• DIRECTIONS
Please output every line of the material as it stands, without the pictures.

SOURCE RECORDS START

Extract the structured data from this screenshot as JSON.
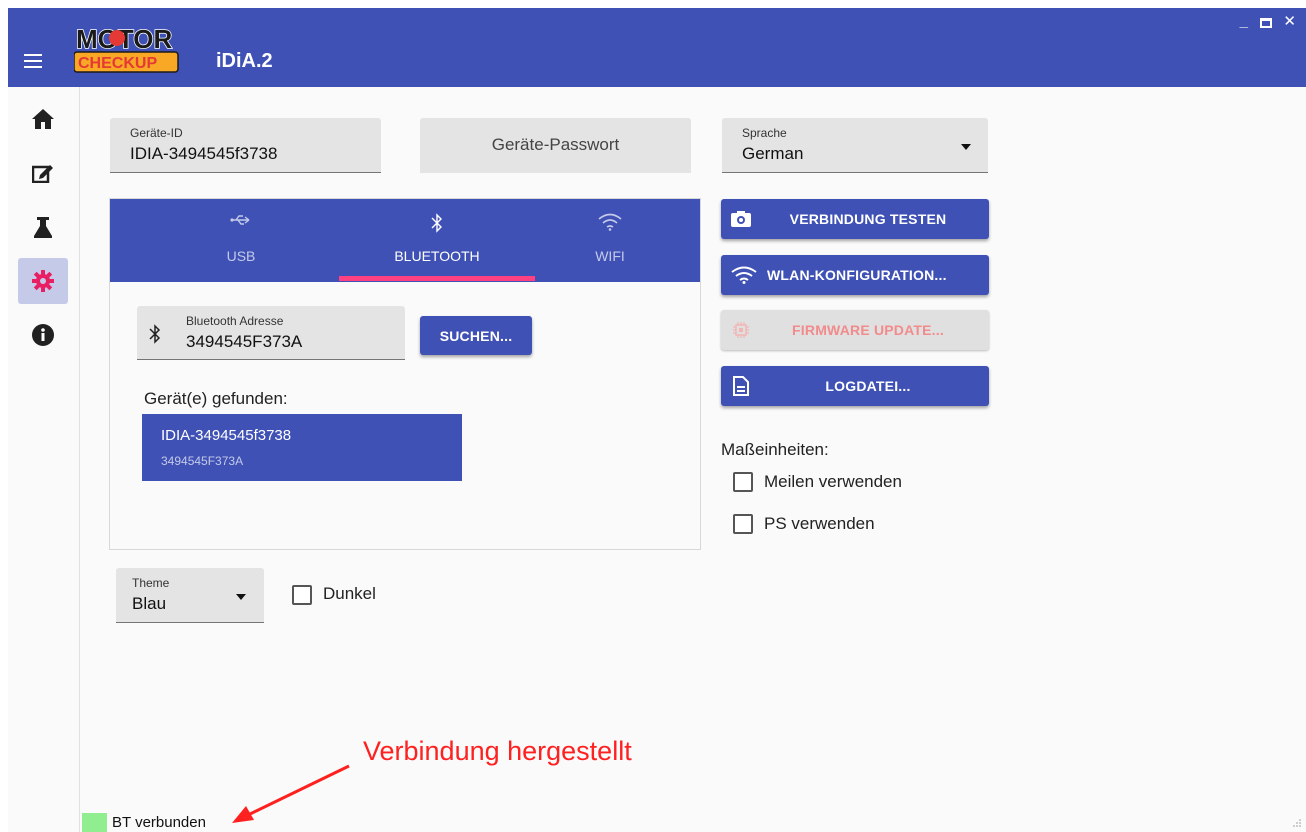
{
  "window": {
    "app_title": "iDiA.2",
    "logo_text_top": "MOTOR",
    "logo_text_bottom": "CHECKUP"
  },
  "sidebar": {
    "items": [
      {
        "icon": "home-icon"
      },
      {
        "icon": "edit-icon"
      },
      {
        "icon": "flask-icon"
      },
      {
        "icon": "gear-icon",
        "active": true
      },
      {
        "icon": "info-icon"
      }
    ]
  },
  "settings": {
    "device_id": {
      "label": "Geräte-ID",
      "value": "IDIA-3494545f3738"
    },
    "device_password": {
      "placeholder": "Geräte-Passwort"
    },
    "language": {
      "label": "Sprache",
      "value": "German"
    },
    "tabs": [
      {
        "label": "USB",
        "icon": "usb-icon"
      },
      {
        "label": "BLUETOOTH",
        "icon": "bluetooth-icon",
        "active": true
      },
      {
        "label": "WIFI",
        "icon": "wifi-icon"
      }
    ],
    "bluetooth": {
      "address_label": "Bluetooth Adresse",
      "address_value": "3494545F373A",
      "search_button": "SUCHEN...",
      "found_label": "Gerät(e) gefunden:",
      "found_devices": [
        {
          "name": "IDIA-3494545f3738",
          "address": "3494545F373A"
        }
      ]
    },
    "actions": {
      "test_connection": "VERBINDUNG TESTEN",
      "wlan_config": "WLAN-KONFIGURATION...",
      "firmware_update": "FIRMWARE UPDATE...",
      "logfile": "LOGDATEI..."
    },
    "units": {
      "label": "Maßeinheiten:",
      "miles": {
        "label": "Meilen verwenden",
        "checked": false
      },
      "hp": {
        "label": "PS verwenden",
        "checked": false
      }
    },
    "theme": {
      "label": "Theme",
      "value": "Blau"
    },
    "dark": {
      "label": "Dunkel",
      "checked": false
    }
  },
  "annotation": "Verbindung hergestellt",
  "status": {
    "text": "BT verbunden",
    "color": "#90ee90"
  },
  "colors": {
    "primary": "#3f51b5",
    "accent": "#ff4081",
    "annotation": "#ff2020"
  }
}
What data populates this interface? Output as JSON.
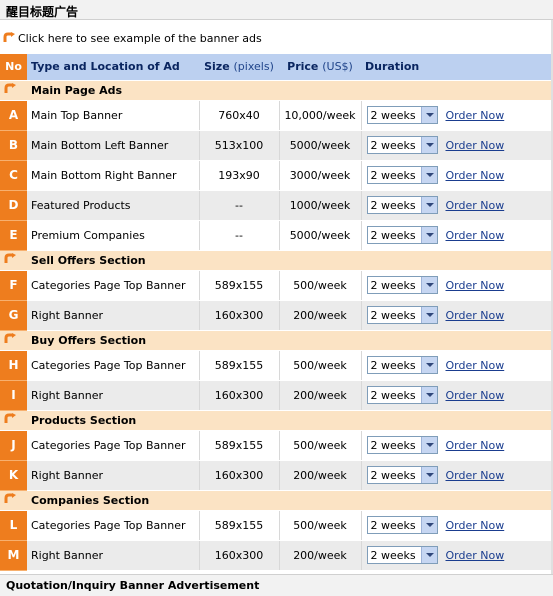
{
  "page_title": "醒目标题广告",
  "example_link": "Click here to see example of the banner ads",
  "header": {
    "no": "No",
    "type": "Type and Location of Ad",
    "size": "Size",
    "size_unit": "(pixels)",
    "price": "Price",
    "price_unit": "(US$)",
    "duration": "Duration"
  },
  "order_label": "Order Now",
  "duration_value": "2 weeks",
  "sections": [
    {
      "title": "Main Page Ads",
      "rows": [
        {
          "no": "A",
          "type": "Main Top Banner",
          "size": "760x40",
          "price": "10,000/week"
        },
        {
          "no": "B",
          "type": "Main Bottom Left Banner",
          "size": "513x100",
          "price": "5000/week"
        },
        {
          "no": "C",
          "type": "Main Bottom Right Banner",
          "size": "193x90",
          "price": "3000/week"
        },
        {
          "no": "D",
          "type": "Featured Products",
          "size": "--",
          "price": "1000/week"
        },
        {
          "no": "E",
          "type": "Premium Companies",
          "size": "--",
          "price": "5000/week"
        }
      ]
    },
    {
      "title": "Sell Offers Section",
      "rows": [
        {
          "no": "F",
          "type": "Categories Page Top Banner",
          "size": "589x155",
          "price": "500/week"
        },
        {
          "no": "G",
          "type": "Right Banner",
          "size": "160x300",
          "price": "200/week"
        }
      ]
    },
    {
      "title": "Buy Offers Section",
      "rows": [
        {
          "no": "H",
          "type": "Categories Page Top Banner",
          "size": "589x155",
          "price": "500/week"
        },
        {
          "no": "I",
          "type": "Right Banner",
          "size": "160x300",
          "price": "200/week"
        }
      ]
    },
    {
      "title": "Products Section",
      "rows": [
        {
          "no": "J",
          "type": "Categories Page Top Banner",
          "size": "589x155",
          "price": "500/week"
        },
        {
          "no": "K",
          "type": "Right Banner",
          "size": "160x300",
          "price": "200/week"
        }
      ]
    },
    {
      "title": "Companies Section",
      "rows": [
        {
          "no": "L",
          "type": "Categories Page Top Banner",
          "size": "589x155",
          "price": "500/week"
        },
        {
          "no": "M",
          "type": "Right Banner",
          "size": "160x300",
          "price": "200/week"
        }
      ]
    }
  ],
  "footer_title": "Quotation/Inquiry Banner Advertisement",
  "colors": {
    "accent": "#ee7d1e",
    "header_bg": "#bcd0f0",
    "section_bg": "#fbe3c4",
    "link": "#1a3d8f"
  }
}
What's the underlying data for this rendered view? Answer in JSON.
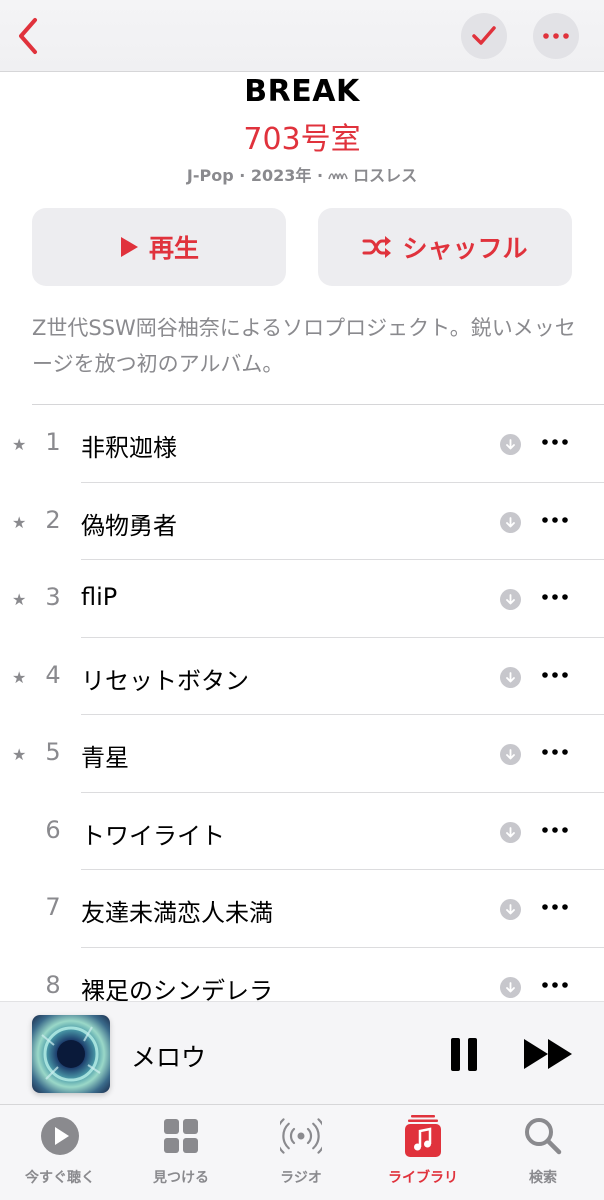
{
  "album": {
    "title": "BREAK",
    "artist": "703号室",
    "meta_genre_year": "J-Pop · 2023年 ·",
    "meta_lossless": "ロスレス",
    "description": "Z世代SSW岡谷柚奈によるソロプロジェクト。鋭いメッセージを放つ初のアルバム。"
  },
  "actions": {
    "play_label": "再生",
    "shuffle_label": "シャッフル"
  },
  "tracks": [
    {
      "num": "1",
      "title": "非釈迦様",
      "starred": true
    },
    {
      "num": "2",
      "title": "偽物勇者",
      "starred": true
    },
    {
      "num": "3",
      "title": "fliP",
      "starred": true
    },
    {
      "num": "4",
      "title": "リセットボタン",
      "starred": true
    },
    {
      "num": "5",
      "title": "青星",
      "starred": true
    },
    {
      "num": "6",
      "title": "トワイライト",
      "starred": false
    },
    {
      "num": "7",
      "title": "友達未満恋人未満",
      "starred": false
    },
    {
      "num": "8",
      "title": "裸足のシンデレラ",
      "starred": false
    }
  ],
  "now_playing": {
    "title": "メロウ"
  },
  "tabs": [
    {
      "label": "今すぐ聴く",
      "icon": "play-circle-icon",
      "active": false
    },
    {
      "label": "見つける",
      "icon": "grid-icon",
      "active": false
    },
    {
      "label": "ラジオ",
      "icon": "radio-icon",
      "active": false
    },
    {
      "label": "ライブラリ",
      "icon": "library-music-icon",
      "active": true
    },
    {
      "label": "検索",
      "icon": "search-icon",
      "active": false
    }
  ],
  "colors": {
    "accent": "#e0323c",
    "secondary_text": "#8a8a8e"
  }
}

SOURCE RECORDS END

• SOLUTION TO THE PROBLEM
Extract the structured data from this screenshot as JSON.
{
  "window": {
    "app_title": "iDiA.2",
    "logo_text_top": "MOTOR",
    "logo_text_bottom": "CHECKUP"
  },
  "sidebar": {
    "items": [
      {
        "icon": "home-icon"
      },
      {
        "icon": "edit-icon"
      },
      {
        "icon": "flask-icon"
      },
      {
        "icon": "gear-icon",
        "active": true
      },
      {
        "icon": "info-icon"
      }
    ]
  },
  "settings": {
    "device_id": {
      "label": "Geräte-ID",
      "value": "IDIA-3494545f3738"
    },
    "device_password": {
      "placeholder": "Geräte-Passwort"
    },
    "language": {
      "label": "Sprache",
      "value": "German"
    },
    "tabs": [
      {
        "label": "USB",
        "icon": "usb-icon"
      },
      {
        "label": "BLUETOOTH",
        "icon": "bluetooth-icon",
        "active": true
      },
      {
        "label": "WIFI",
        "icon": "wifi-icon"
      }
    ],
    "bluetooth": {
      "address_label": "Bluetooth Adresse",
      "address_value": "3494545F373A",
      "search_button": "SUCHEN...",
      "found_label": "Gerät(e) gefunden:",
      "found_devices": [
        {
          "name": "IDIA-3494545f3738",
          "address": "3494545F373A"
        }
      ]
    },
    "actions": {
      "test_connection": "VERBINDUNG TESTEN",
      "wlan_config": "WLAN-KONFIGURATION...",
      "firmware_update": "FIRMWARE UPDATE...",
      "logfile": "LOGDATEI..."
    },
    "units": {
      "label": "Maßeinheiten:",
      "miles": {
        "label": "Meilen verwenden",
        "checked": false
      },
      "hp": {
        "label": "PS verwenden",
        "checked": false
      }
    },
    "theme": {
      "label": "Theme",
      "value": "Blau"
    },
    "dark": {
      "label": "Dunkel",
      "checked": false
    }
  },
  "annotation": "Verbindung hergestellt",
  "status": {
    "text": "BT verbunden",
    "color": "#90ee90"
  },
  "colors": {
    "primary": "#3f51b5",
    "accent": "#ff4081",
    "annotation": "#ff2020"
  }
}
What data populates this interface? Output as JSON.
{
  "page_title": "醒目标题广告",
  "example_link": "Click here to see example of the banner ads",
  "header": {
    "no": "No",
    "type": "Type and Location of Ad",
    "size": "Size",
    "size_unit": "(pixels)",
    "price": "Price",
    "price_unit": "(US$)",
    "duration": "Duration"
  },
  "order_label": "Order Now",
  "duration_value": "2 weeks",
  "sections": [
    {
      "title": "Main Page Ads",
      "rows": [
        {
          "no": "A",
          "type": "Main Top Banner",
          "size": "760x40",
          "price": "10,000/week"
        },
        {
          "no": "B",
          "type": "Main Bottom Left Banner",
          "size": "513x100",
          "price": "5000/week"
        },
        {
          "no": "C",
          "type": "Main Bottom Right Banner",
          "size": "193x90",
          "price": "3000/week"
        },
        {
          "no": "D",
          "type": "Featured Products",
          "size": "--",
          "price": "1000/week"
        },
        {
          "no": "E",
          "type": "Premium Companies",
          "size": "--",
          "price": "5000/week"
        }
      ]
    },
    {
      "title": "Sell Offers Section",
      "rows": [
        {
          "no": "F",
          "type": "Categories Page Top Banner",
          "size": "589x155",
          "price": "500/week"
        },
        {
          "no": "G",
          "type": "Right Banner",
          "size": "160x300",
          "price": "200/week"
        }
      ]
    },
    {
      "title": "Buy Offers Section",
      "rows": [
        {
          "no": "H",
          "type": "Categories Page Top Banner",
          "size": "589x155",
          "price": "500/week"
        },
        {
          "no": "I",
          "type": "Right Banner",
          "size": "160x300",
          "price": "200/week"
        }
      ]
    },
    {
      "title": "Products Section",
      "rows": [
        {
          "no": "J",
          "type": "Categories Page Top Banner",
          "size": "589x155",
          "price": "500/week"
        },
        {
          "no": "K",
          "type": "Right Banner",
          "size": "160x300",
          "price": "200/week"
        }
      ]
    },
    {
      "title": "Companies Section",
      "rows": [
        {
          "no": "L",
          "type": "Categories Page Top Banner",
          "size": "589x155",
          "price": "500/week"
        },
        {
          "no": "M",
          "type": "Right Banner",
          "size": "160x300",
          "price": "200/week"
        }
      ]
    }
  ],
  "footer_title": "Quotation/Inquiry Banner Advertisement",
  "colors": {
    "accent": "#ee7d1e",
    "header_bg": "#bcd0f0",
    "section_bg": "#fbe3c4",
    "link": "#1a3d8f"
  }
}
What's the underlying data for this rendered view? Answer in JSON.
{
  "album": {
    "title": "BREAK",
    "artist": "703号室",
    "meta_genre_year": "J-Pop · 2023年 ·",
    "meta_lossless": "ロスレス",
    "description": "Z世代SSW岡谷柚奈によるソロプロジェクト。鋭いメッセージを放つ初のアルバム。"
  },
  "actions": {
    "play_label": "再生",
    "shuffle_label": "シャッフル"
  },
  "tracks": [
    {
      "num": "1",
      "title": "非釈迦様",
      "starred": true
    },
    {
      "num": "2",
      "title": "偽物勇者",
      "starred": true
    },
    {
      "num": "3",
      "title": "fliP",
      "starred": true
    },
    {
      "num": "4",
      "title": "リセットボタン",
      "starred": true
    },
    {
      "num": "5",
      "title": "青星",
      "starred": true
    },
    {
      "num": "6",
      "title": "トワイライト",
      "starred": false
    },
    {
      "num": "7",
      "title": "友達未満恋人未満",
      "starred": false
    },
    {
      "num": "8",
      "title": "裸足のシンデレラ",
      "starred": false
    }
  ],
  "now_playing": {
    "title": "メロウ"
  },
  "tabs": [
    {
      "label": "今すぐ聴く",
      "icon": "play-circle-icon",
      "active": false
    },
    {
      "label": "見つける",
      "icon": "grid-icon",
      "active": false
    },
    {
      "label": "ラジオ",
      "icon": "radio-icon",
      "active": false
    },
    {
      "label": "ライブラリ",
      "icon": "library-music-icon",
      "active": true
    },
    {
      "label": "検索",
      "icon": "search-icon",
      "active": false
    }
  ],
  "colors": {
    "accent": "#e0323c",
    "secondary_text": "#8a8a8e"
  }
}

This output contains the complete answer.